I have no idea who coined that phrase or where the meme on social media even came from. But it’s true.
I think about my life as an educator, and I know we have used phrases like that for many years. My most commonly used phrase through the years has been, “meet them where they are.”
This phrase though, meant the most and entered my life at a time when one of my kids was fighting a battle self-worth and depression. And I knew nothing about it.
You see, tweens and teens have all kinds of drama. Some drama they share, some drama they don’t share, and other drama they will share later — when it’s no longer drama. In my almost-15 years of parenting, I’ve noticed something this summer. They are fighting battles daily that I will know nothing about. It can be about friends, or the lack of friends. It can be about pain that their friends are going through. They can be hurting for a teacher, or the dog, or themselves.
The land of the tween and teen can be filled with disappointment, and broken hearts, and celebrities, and books, and just life stuff that just make our little people have very real feelings of hurt, distrust, anger, and sadness. And many times, they may not tell us.
I don’t know about you, but that, in and of itself, was enough to make this momma cry. One of my pride and joys in parenting is that my children and I communicate. A lot. They know I’m here to listen, to offer sound advice, and I never get too emotional, no matter how shocking. They have been known to wake me up in the middle of the night just to have a “private” conversation that they do not what their siblings to partake in.
But no matter what, there are some things they just don’t want to tell me.
And when I think about my own teen years, and adult years nonetheless, I can understand it. There are some things I don’t tell my parents either.
Is there any way to get them to talk about everything?
Probably not. But as parents, we open the doors of communications and leave them open. Even at 1:00 am. Which can be painful for a sleep-deprived momma, but necessary. We watch for signs of depression, sudden changes in appetite or eating habits, general attitude and demeanor, and be willing to involve professionals if something is not right. We trust that the relationships our children have with their siblings, cousins, and friends are strong enough to not involve parents at every twist and turn, but still offer a gentle ear with sound advice.

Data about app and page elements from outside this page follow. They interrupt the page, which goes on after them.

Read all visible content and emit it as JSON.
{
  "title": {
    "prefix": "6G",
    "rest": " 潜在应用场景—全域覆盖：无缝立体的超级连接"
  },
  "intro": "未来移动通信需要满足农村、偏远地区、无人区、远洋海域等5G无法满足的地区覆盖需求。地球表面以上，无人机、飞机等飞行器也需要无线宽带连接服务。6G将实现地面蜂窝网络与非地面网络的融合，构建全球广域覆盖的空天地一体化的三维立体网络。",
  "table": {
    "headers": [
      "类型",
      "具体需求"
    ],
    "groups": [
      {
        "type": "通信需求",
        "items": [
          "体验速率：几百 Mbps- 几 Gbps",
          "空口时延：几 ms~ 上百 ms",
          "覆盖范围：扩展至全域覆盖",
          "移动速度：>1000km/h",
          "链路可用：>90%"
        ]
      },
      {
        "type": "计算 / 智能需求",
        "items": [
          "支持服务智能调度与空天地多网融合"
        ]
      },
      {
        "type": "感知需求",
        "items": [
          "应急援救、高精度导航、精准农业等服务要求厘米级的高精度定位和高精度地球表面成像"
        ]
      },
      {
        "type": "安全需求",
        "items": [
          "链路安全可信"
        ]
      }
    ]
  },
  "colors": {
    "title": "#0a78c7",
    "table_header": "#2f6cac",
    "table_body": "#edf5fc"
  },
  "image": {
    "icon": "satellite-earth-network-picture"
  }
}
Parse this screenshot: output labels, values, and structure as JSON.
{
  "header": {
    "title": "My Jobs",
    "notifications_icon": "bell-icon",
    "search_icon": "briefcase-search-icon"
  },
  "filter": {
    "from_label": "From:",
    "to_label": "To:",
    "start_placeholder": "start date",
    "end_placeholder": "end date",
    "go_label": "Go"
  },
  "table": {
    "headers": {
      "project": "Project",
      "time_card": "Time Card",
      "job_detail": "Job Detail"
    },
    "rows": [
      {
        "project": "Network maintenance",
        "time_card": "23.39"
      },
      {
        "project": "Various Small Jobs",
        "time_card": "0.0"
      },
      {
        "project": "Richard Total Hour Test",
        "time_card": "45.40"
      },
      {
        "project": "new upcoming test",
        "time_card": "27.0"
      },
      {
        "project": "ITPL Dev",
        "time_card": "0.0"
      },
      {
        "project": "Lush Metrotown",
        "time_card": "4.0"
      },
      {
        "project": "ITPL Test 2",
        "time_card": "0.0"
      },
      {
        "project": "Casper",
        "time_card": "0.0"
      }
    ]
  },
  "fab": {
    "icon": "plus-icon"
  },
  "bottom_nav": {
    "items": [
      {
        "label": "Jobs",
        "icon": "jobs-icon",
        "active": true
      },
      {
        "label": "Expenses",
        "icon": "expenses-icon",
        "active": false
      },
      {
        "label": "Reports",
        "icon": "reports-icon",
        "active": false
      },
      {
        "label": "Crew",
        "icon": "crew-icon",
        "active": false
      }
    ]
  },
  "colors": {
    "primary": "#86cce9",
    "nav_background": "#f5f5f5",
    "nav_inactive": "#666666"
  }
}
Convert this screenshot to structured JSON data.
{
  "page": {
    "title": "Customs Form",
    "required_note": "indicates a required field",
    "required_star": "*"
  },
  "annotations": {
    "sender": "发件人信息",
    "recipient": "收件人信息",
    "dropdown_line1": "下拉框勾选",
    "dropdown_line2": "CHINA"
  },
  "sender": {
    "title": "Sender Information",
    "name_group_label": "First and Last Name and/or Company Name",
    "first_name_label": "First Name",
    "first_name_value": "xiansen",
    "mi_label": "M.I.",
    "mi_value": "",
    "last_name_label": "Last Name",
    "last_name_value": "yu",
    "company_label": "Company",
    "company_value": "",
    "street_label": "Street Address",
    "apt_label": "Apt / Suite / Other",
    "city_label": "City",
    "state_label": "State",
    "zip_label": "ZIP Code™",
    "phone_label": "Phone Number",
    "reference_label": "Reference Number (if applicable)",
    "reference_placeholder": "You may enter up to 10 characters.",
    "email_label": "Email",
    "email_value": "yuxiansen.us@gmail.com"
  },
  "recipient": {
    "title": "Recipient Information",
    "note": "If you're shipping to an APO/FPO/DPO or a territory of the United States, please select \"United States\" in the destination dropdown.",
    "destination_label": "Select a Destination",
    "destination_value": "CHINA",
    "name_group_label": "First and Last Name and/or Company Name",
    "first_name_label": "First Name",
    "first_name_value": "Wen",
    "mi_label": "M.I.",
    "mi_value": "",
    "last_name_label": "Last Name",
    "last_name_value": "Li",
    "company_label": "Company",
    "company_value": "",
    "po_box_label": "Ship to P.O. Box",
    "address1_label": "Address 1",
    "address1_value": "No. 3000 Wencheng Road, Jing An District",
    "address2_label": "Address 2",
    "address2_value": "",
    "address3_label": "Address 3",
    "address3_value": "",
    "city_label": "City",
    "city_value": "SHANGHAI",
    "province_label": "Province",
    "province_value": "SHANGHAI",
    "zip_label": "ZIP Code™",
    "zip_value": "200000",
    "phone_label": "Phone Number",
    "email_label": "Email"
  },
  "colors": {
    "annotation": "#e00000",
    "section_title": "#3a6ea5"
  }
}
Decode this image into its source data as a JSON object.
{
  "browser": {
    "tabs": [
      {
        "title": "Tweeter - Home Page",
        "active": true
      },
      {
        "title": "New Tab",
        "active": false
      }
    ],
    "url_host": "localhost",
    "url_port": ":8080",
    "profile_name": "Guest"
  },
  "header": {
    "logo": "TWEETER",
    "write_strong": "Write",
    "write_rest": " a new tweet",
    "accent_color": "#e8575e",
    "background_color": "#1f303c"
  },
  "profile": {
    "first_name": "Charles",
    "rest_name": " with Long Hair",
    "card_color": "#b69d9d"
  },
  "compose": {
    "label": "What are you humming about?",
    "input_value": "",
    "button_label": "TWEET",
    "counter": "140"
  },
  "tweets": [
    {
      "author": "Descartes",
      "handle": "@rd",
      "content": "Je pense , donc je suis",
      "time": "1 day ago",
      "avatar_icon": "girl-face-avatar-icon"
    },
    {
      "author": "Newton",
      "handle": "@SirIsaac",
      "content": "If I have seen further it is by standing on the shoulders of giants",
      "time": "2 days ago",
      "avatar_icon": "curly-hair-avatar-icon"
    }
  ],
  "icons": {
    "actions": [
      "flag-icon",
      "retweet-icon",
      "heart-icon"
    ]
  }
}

And we teach our children that everyone they meet, even those they live with, could be fighting a battle they know nothing about. Be kind. Always.